Addressing this incredible imbalance in revenue sources was always going to be challenging and should have begun long ago, back in 1972 when US newspaper readership began to drop.
Life after the near-death experience?
It’s easy to look back and say that the newspaper industry should have done something different in the fat, dumb and happy years of the 80s and 90s. But any student of Clay Christensen and his Innovator’s Dilemma knows that few industries respond to disruption effectively.
Brill’s crusade was too late. We have to look to the future, and for newspapers in the English speaking world, we’re at a point where half measures will not be enough. These three key aspects of the industry as it currently stands must be addressed.
Daily print is a luxury – I mean this on two levels: For many newspapers, daily print is a luxury they cannot afford and most, if not all, newspapers will have to cut their print frequency. Yet they still need to make sure that this is a luxurious experience for their print customers: a premium product for a premium audience who are willing to pay the premium.
Brill puts it this way: “…if they’re print subscribers, you give (digital) to them for free but make them even more loyal print subscribers. If you decide, as many newspapers will, to print three times a week or once a week, you will have converted people to use a digital subscription in addition, so they will get a 24/7 newspaper. You cut print and distribution costs and are back to having fairly decent profit margins.
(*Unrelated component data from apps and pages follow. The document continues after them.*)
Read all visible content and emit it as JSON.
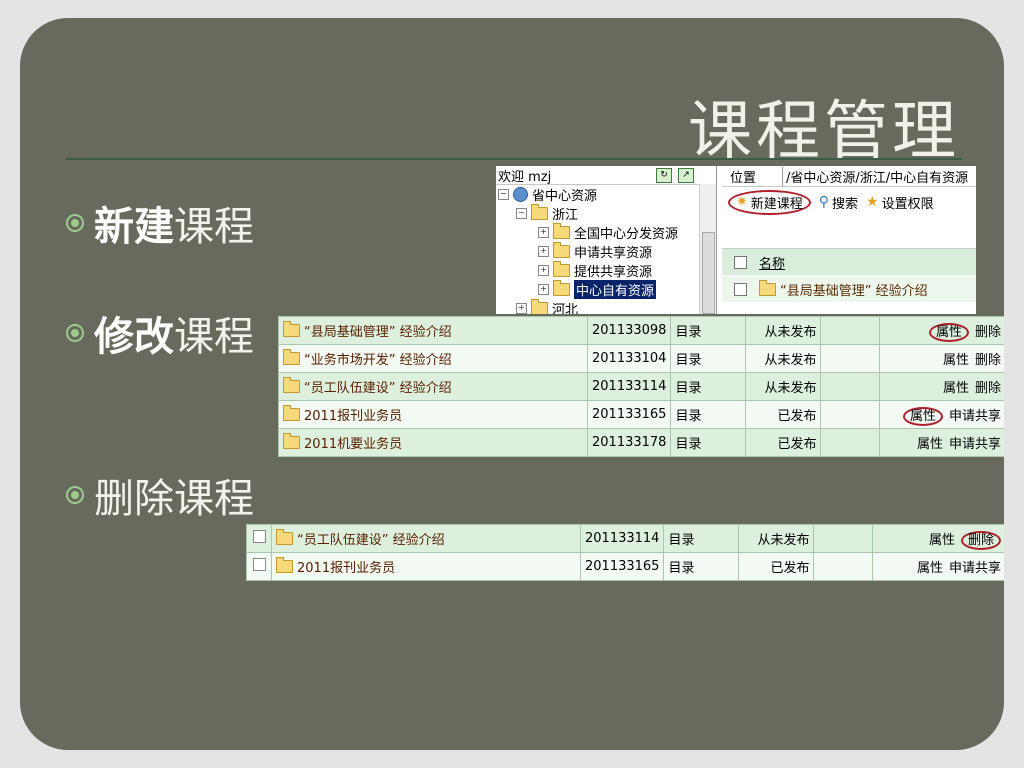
{
  "slide": {
    "title": "课程管理",
    "bullets": [
      {
        "bold": "新建",
        "light": "课程"
      },
      {
        "bold": "修改",
        "light": "课程"
      },
      {
        "bold": "",
        "light": "删除课程"
      }
    ]
  },
  "explorer": {
    "welcome": "欢迎 mzj",
    "tree": [
      {
        "label": "省中心资源"
      },
      {
        "label": "浙江"
      },
      {
        "label": "全国中心分发资源"
      },
      {
        "label": "申请共享资源"
      },
      {
        "label": "提供共享资源"
      },
      {
        "label": "中心自有资源"
      },
      {
        "label": "河北"
      }
    ],
    "location_label": "位置",
    "location_value": "/省中心资源/浙江/中心自有资源",
    "toolbar": {
      "new": "新建课程",
      "search": "搜索",
      "permissions": "设置权限"
    },
    "column_name": "名称",
    "first_item": "“县局基础管理” 经验介绍"
  },
  "table_edit": [
    {
      "name": "“县局基础管理” 经验介绍",
      "id": "201133098",
      "type": "目录",
      "status": "从未发布",
      "op1": "属性",
      "op2": "删除"
    },
    {
      "name": "“业务市场开发” 经验介绍",
      "id": "201133104",
      "type": "目录",
      "status": "从未发布",
      "op1": "属性",
      "op2": "删除"
    },
    {
      "name": "“员工队伍建设” 经验介绍",
      "id": "201133114",
      "type": "目录",
      "status": "从未发布",
      "op1": "属性",
      "op2": "删除"
    },
    {
      "name": "2011报刊业务员",
      "id": "201133165",
      "type": "目录",
      "status": "已发布",
      "op1": "属性",
      "op2": "申请共享"
    },
    {
      "name": "2011机要业务员",
      "id": "201133178",
      "type": "目录",
      "status": "已发布",
      "op1": "属性",
      "op2": "申请共享"
    }
  ],
  "table_delete": [
    {
      "name": "“员工队伍建设” 经验介绍",
      "id": "201133114",
      "type": "目录",
      "status": "从未发布",
      "op1": "属性",
      "op2": "删除"
    },
    {
      "name": "2011报刊业务员",
      "id": "201133165",
      "type": "目录",
      "status": "已发布",
      "op1": "属性",
      "op2": "申请共享"
    }
  ]
}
That’s the only way out for papers.”
But that’s not what’s happening. Print is being cut to the bone while customers are being asked to pay more for a clearly diminished product and often poor and almost always poorly marketed digital products.
Digital revenue begets digital transformation – One of the saddest parts of my former job as a local executive editor is that when I tried to stop doing something print focused to free up staff to do something to grow digital audiences and revenue, I was frequently told we couldn’t, because of the revenue tied to it. Newspapers are being killed by their cash cow, print. Focus on digital revenue growth and and you will accelerate digital transformation.
The end goal of digital transformation isn’t innovation for its own sake but radically increased engagement with audiences. As Google’s Hal Varian pointed out in 2013, in the US and UK, readers were spending 25 minutes a day with print but only two to four minutes with a newspaper’s digital content.
“If readers spent as much time reading the online content as the offline content, ad revenue from online content would be much closer to the offline revenue,” he said.
Invest in mobile revenue – In my last piece, I said that for every investment in editorial innovation, I’d invest in two revenue innovations. And I’d make sure that at least two thirds of those revenue innovations were in mobile. Looking at the UK market, we’re seeing what I feared for a long time: a tipping point where print advertising declines accelerate. Sadly, it looks like that decline is also coinciding with search and social advertising giants Google and Facebook consolidating their digital advertising market share, largely through growing mobile audiences and revenue. It’s the same story in the US.
Let’s not candy coat what is happening. This is an existential threat for newspapers. And we cannot repeat the same mistake we did with the first generation of digital and say that we can’t make money with mobile. The fact is that people are making money with mobile, and if we cede another digital market to the likes of Google and Facebook, there will be precious little left to fight over.